Our train from Zurich to Salzburg stopped unexpectedly on the 16th at a small place called Nendeln to allow another train to pass. Traveling on yet another train, from Salzburg to Munich on the 18th, we came to a long and mysterious halt at a place called Freilassing. Both unscheduled stops held more significance than I could have imagined.
On the 16th, we had just pulled out of Buchs, in Switzerland. I remember Buchs for a couple of reasons. It was described over the train’s audio system as “the border town of Buchs.” But what border? There could be only one possibility, I thought. Since our next scheduled stop was in Feldkirch, Germany, the answer seemed clear.
The second thing I remember about Buchs is the mural of Elvis Presley on the wall of a barn. If you are seated on the left side of the train you can not miss it. There he is, the King, dressed in white, legs stretched wide as he performs endlessly with a guitar.
Less than 10 minutes later, we came to the seemingly meaningless stop at Nendeln.
It was not until later that day that I began to wonder how close we had come to the little country of Liechtenstein. Nebra and I had originally tried to schedule one of our trip segments through Liechtenstein but had given up. We thought nothing of it when we rearranged our trip from Bern. Instead of going back through Munich, we would take a direct route straight to Salzburg.
With a small amount of research I discovered that between the scheduled stops of Buchs and Feldkirch was, lo and behold, Liechtenstein and that Nendelm was a community in that country. So, not only had we zipped through Liechtenstein at fast speeds but we had actually stopped there!

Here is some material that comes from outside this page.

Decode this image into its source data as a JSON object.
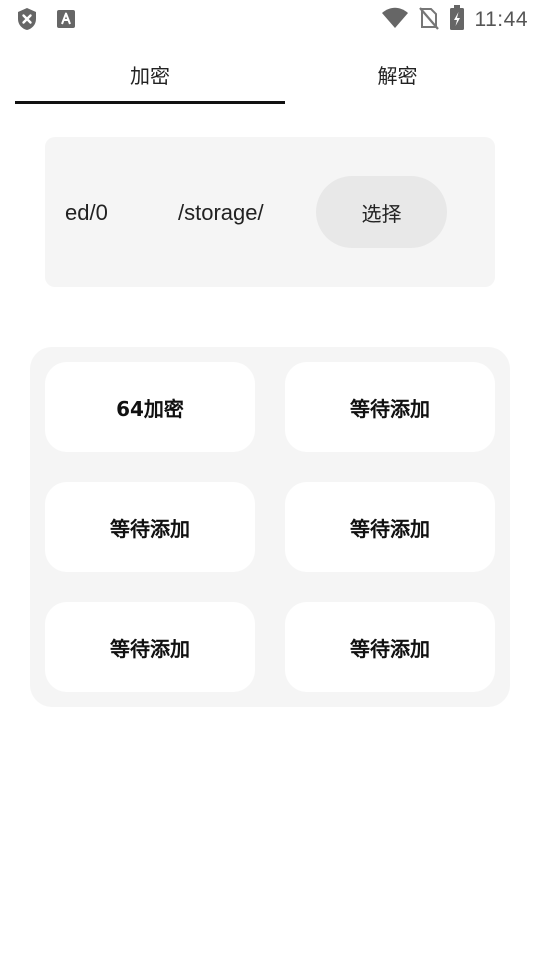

On the 18th headed to Munich, we came to a sudden stop at Freilassing, a suburb of the Austrian city of Salzburg but located in Germany. In due time a strange announcement came to our ears, first in undecipherable German and finally in English. A “short delay” because:
“A man jumping in train.”
The first thought was a humorous one. Why would a train stop for someone who was doing calisthenics in one of the coaches? But of course that was not the meaning. I figured it was an attempted suicide, that a man had probably leaped into the train’s path. But we never knew for sure. The only thing for real was that the delay took an ungodly 80 minutes. It had to be something serious.
I looked the next day in Munich for any indication of a suicide at Freilassing but found nothing. One of life’s mysteries that will never be known, I suppose.
Anyway, unscheduled stops can sometimes be very interesting and perhaps tragic.